1.00 units, Lecture
MATH 325
Special Topics in Mathematical Biology
This course provides an introduction to the development, application, and evaluation of biological models. Both deterministic and stochastic models will be developed through a case-study based approach at the molecular, cellular, and population levels. Topics include current application areas such as neurophysiology, cardiology, cellular dynamics and gene expression, spread of infectious diseases, conservation of endangered species, and cancer growth. Theory from differential equations, statistics, scientific computing, and linear algebra will be introduced as needed with topics to include basic modeling principles, discrete-time models, matrix models, dynamical systems techniques, Markov chains, pattern formation, and agent-based models. When necessary, students will implement models using a high-level programming language as well as engage with current biology research literature.
Prerequisite: C- or better in a 200 level Mathematics course and permission of instructor.
1.00 units, Lecture
MATH 325
Special Topics in Analysis
A course which will be offered from time to time to meet the special needs and interests of mathematics students.
1.00 units, Lecture
MATH 325
Special Topics in Continued Fractions
No Course Description Available.
1.00 units, Lecture
MATH 325
Special Topics in Algebra
No Course Description Available.
1.00 units, Lecture
MATH 325
Special Topics in Graph Theory
No Course Description Available.
1.00 units, Lecture
MATH 325
Special Topics in Geometry
No Course Description Available.
1.00 units, Lecture
MATH 326
Graph Theory with Applications
Introduction to the theory of graphs, with applications to real world problems. Topics may include, but are not necessarily restricted to: connectivity, paths and cycles, trees as information structures, digraphs and depth-first search, stability and packing problems, matching theory and schedules, transportation networks, Max-Flow-Min-Cut Theorem, planar graphs, color ability, and the four color problem. Admission to this course is usually contingent upon a student’s having credit for Mathematics 228. Offered in alternate years.

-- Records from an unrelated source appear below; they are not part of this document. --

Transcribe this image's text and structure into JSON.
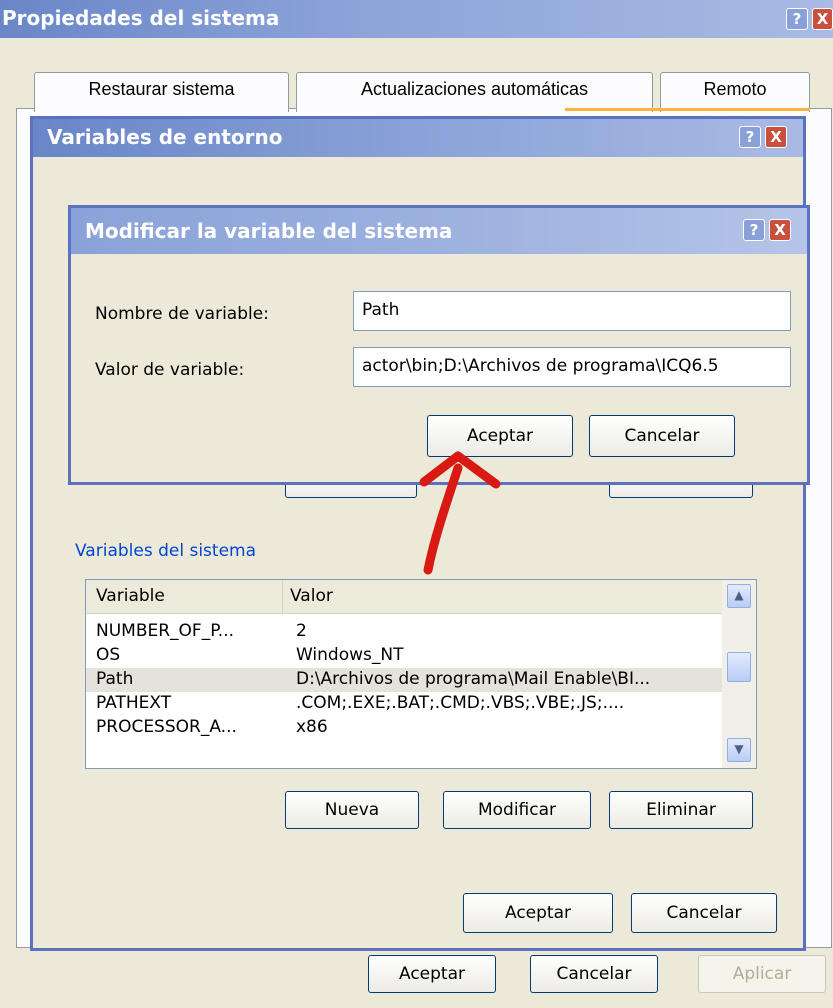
{
  "outer": {
    "title": "Propiedades del sistema",
    "tabs": [
      "Restaurar sistema",
      "Actualizaciones automáticas",
      "Remoto"
    ],
    "buttons": {
      "ok": "Aceptar",
      "cancel": "Cancelar",
      "apply": "Aplicar"
    }
  },
  "env": {
    "title": "Variables de entorno",
    "system_vars_label": "Variables del sistema",
    "columns": [
      "Variable",
      "Valor"
    ],
    "rows": [
      {
        "name": "NUMBER_OF_P...",
        "value": "2"
      },
      {
        "name": "OS",
        "value": "Windows_NT"
      },
      {
        "name": "Path",
        "value": "D:\\Archivos de programa\\Mail Enable\\BI..."
      },
      {
        "name": "PATHEXT",
        "value": ".COM;.EXE;.BAT;.CMD;.VBS;.VBE;.JS;...."
      },
      {
        "name": "PROCESSOR_A...",
        "value": "x86"
      }
    ],
    "selected_row": 2,
    "buttons": {
      "new": "Nueva",
      "modify": "Modificar",
      "delete": "Eliminar",
      "ok": "Aceptar",
      "cancel": "Cancelar"
    }
  },
  "modify": {
    "title": "Modificar la variable del sistema",
    "name_label": "Nombre de variable:",
    "name_value": "Path",
    "value_label": "Valor de variable:",
    "value_value": "actor\\bin;D:\\Archivos de programa\\ICQ6.5",
    "buttons": {
      "ok": "Aceptar",
      "cancel": "Cancelar"
    }
  },
  "icons": {
    "help": "?",
    "close": "X",
    "scroll_up": "▲",
    "scroll_down": "▼"
  },
  "colors": {
    "annotation_arrow": "#d81a12",
    "title_bar": "#7d95d0",
    "link_blue": "#0046d5"
  }
}
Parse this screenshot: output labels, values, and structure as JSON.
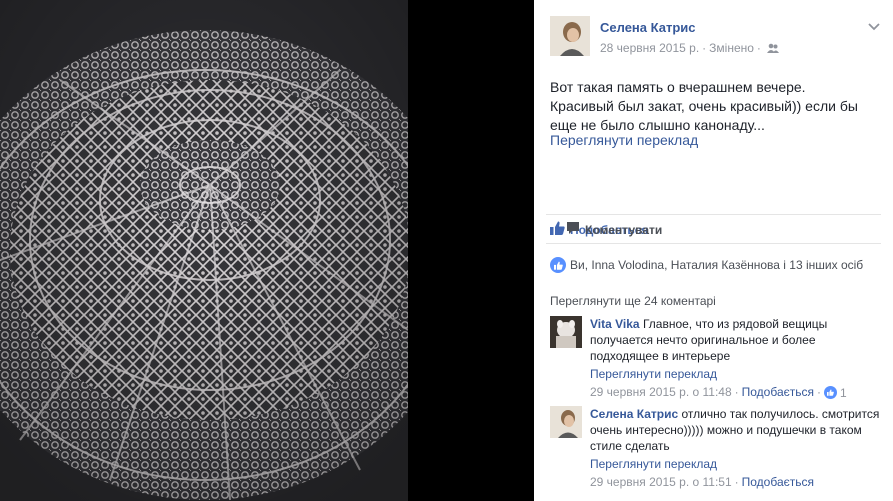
{
  "post": {
    "author": "Селена Катрис",
    "date": "28 червня 2015 р.",
    "edited": "Змінено",
    "text_lines": [
      "Вот такая память о вчерашнем вечере.",
      "Красивый был закат, очень красивый)) если бы",
      "еще не было слышно канонаду..."
    ],
    "see_translation": "Переглянути переклад"
  },
  "actions": {
    "like": "Подобається",
    "comment": "Коментувати"
  },
  "likes_summary": "Ви, Inna Volodina, Наталия Казённова і 13 інших осіб",
  "view_more_comments": "Переглянути ще 24 коментарі",
  "comments": [
    {
      "author": "Vita Vika",
      "text": "Главное, что из рядовой вещицы получается нечто оригинальное и более подходящее в интерьере",
      "see_translation": "Переглянути переклад",
      "date": "29 червня 2015 р. о 11:48",
      "like_label": "Подобається",
      "like_count": "1"
    },
    {
      "author": "Селена Катрис",
      "text": "отлично так получилось. смотрится очень интересно))))) можно и подушечки в таком стиле сделать",
      "see_translation": "Переглянути переклад",
      "date": "29 червня 2015 р. о 11:51",
      "like_label": "Подобається",
      "like_count": ""
    }
  ],
  "colors": {
    "link": "#365899",
    "like_blue": "#4267b2",
    "meta_gray": "#90949c"
  },
  "icons": {
    "audience": "people-icon",
    "menu": "chevron-down-icon",
    "like": "thumbs-up-icon",
    "comment": "speech-bubble-icon"
  }
}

Prerequisite: C- or better in Mathematics 228 or permission of instructor.
1.00 units, Lecture
MATH 331
Analysis I
Properties of the real number system, elementary topology, limits, continuity, uniform convergence, differentiation and integration of real-valued functions, sequences, and series of functions.
Prerequisite: C- or better in Mathematics 228 or permission of instructor.
1.00 units, Lecture
MATH 332
Analysis II
Further topics which may include Fourier analysis, general integration theory, and complex analysis.
Prerequisite: C- or better in Mathematics 331.
1.00 units, Lecture
MATH 341
Complex Analysis
Algebra of complex numbers, analytic functions and conformal mappings, integrals of analytic functions and Cauchy's theorem, expansion of analytic functions in series, calculus of residues.
Prerequisite: C- or better in Mathematics 231.
1.00 units, Lecture
MATH 399
Independent Study
Submission of the special registration form, available in the Registrar’s Office, and the approval of the instructor and chairperson are required for enrollment.
0.50 units min / 2.00 units max, Independent Study
MATH 400
Senior Exercise
A capstone course for senior math majors. Prerequisites: permission of instructor.
1.00 units, Lecture
MATH 419
Research Assistant
Submission of the special registration form, available in the Registrar's Office, and the approval of the instructor are required for enrollment.
1.00 units, Independent Study
MATH 466
Teaching Assistant
Submission of the special registration form, available in the Registrar’s Office, and the approval of the instructor and chairperson are required for enrollment.
0.50 units, Independent Study
MATH 490
Research Assistant
No Course Description Available.
0.50 units min / 1.00 units max, Independent Study
MATH 497
Senior Thesis
Required of, but not limited to, honors candidates.
1.00 units, Independent Study